'''
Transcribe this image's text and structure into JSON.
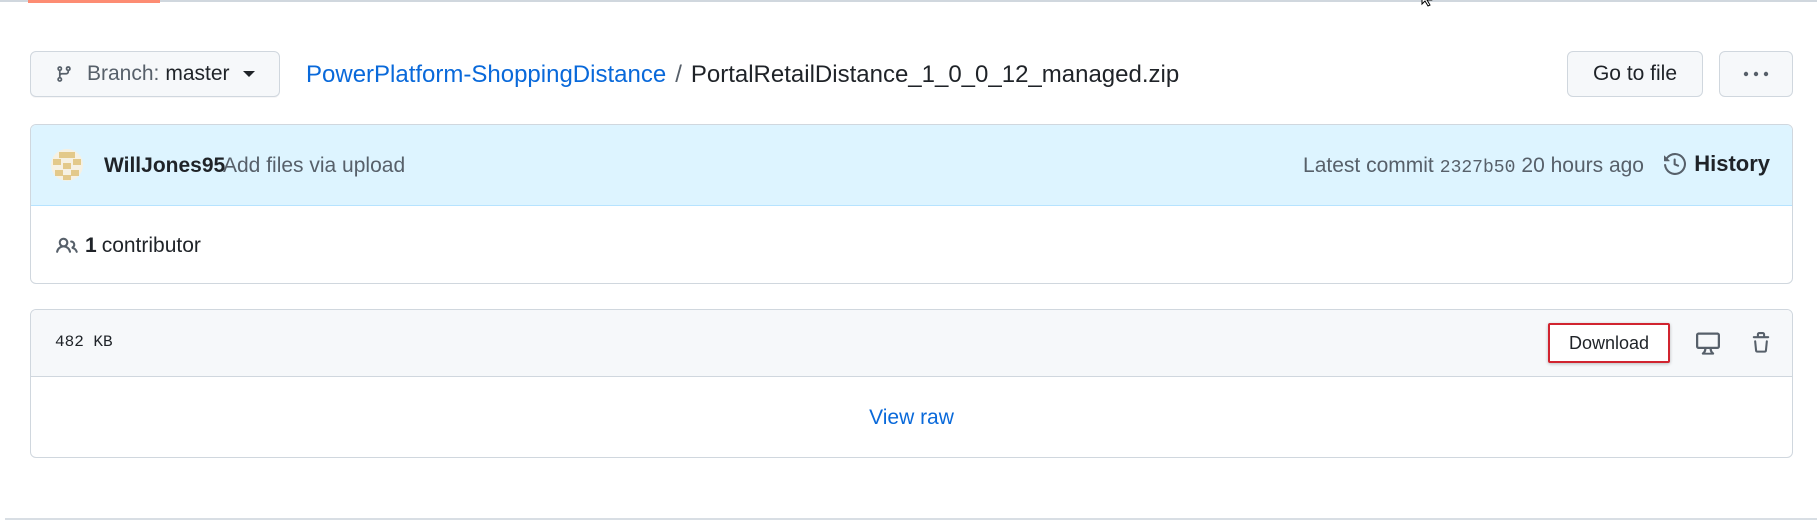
{
  "branch": {
    "label": "Branch:",
    "name": "master"
  },
  "breadcrumb": {
    "repo": "PowerPlatform-ShoppingDistance",
    "separator": "/",
    "file": "PortalRetailDistance_1_0_0_12_managed.zip"
  },
  "actions": {
    "goto_file": "Go to file"
  },
  "commit": {
    "author": "WillJones95",
    "message": "Add files via upload",
    "latest_label": "Latest commit",
    "sha": "2327b50",
    "time": "20 hours ago",
    "history_label": "History"
  },
  "contributors": {
    "count": "1",
    "label": "contributor"
  },
  "file": {
    "size": "482 KB",
    "download_label": "Download",
    "view_raw_label": "View raw"
  },
  "colors": {
    "link": "#0969da",
    "accent_underline": "#fd8c73",
    "commit_bg": "#ddf4ff",
    "highlight_border": "#d1242f"
  }
}
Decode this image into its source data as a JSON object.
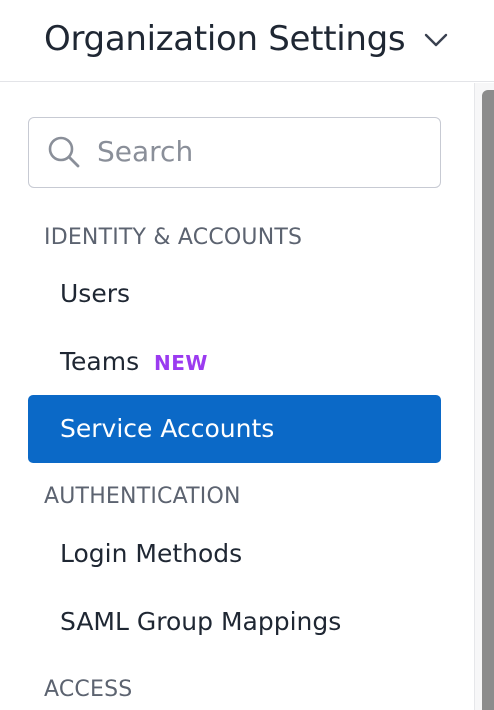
{
  "header": {
    "title": "Organization Settings",
    "chevron_icon": "chevron-down-icon"
  },
  "search": {
    "placeholder": "Search",
    "icon": "search-icon"
  },
  "sections": {
    "identity": {
      "heading": "IDENTITY & ACCOUNTS",
      "items": {
        "users": {
          "label": "Users"
        },
        "teams": {
          "label": "Teams",
          "badge": "NEW"
        },
        "service_accounts": {
          "label": "Service Accounts",
          "active": true
        }
      }
    },
    "authentication": {
      "heading": "AUTHENTICATION",
      "items": {
        "login_methods": {
          "label": "Login Methods"
        },
        "saml_group_mappings": {
          "label": "SAML Group Mappings"
        }
      }
    },
    "access": {
      "heading": "ACCESS"
    }
  },
  "colors": {
    "accent": "#0b69c7",
    "badge": "#9b3bf0",
    "text": "#1f2733",
    "muted": "#5c6370"
  }
}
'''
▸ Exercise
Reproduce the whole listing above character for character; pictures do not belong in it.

▸ Your solution
Transcribe this image's text and structure into JSON.
{
  "branch": {
    "label": "Branch:",
    "name": "master"
  },
  "breadcrumb": {
    "repo": "PowerPlatform-ShoppingDistance",
    "separator": "/",
    "file": "PortalRetailDistance_1_0_0_12_managed.zip"
  },
  "actions": {
    "goto_file": "Go to file"
  },
  "commit": {
    "author": "WillJones95",
    "message": "Add files via upload",
    "latest_label": "Latest commit",
    "sha": "2327b50",
    "time": "20 hours ago",
    "history_label": "History"
  },
  "contributors": {
    "count": "1",
    "label": "contributor"
  },
  "file": {
    "size": "482 KB",
    "download_label": "Download",
    "view_raw_label": "View raw"
  },
  "colors": {
    "link": "#0969da",
    "accent_underline": "#fd8c73",
    "commit_bg": "#ddf4ff",
    "highlight_border": "#d1242f"
  }
}
Decode this image into its source data as a JSON object.
{
  "header": {
    "title": "Organization Settings",
    "chevron_icon": "chevron-down-icon"
  },
  "search": {
    "placeholder": "Search",
    "icon": "search-icon"
  },
  "sections": {
    "identity": {
      "heading": "IDENTITY & ACCOUNTS",
      "items": {
        "users": {
          "label": "Users"
        },
        "teams": {
          "label": "Teams",
          "badge": "NEW"
        },
        "service_accounts": {
          "label": "Service Accounts",
          "active": true
        }
      }
    },
    "authentication": {
      "heading": "AUTHENTICATION",
      "items": {
        "login_methods": {
          "label": "Login Methods"
        },
        "saml_group_mappings": {
          "label": "SAML Group Mappings"
        }
      }
    },
    "access": {
      "heading": "ACCESS"
    }
  },
  "colors": {
    "accent": "#0b69c7",
    "badge": "#9b3bf0",
    "text": "#1f2733",
    "muted": "#5c6370"
  }
}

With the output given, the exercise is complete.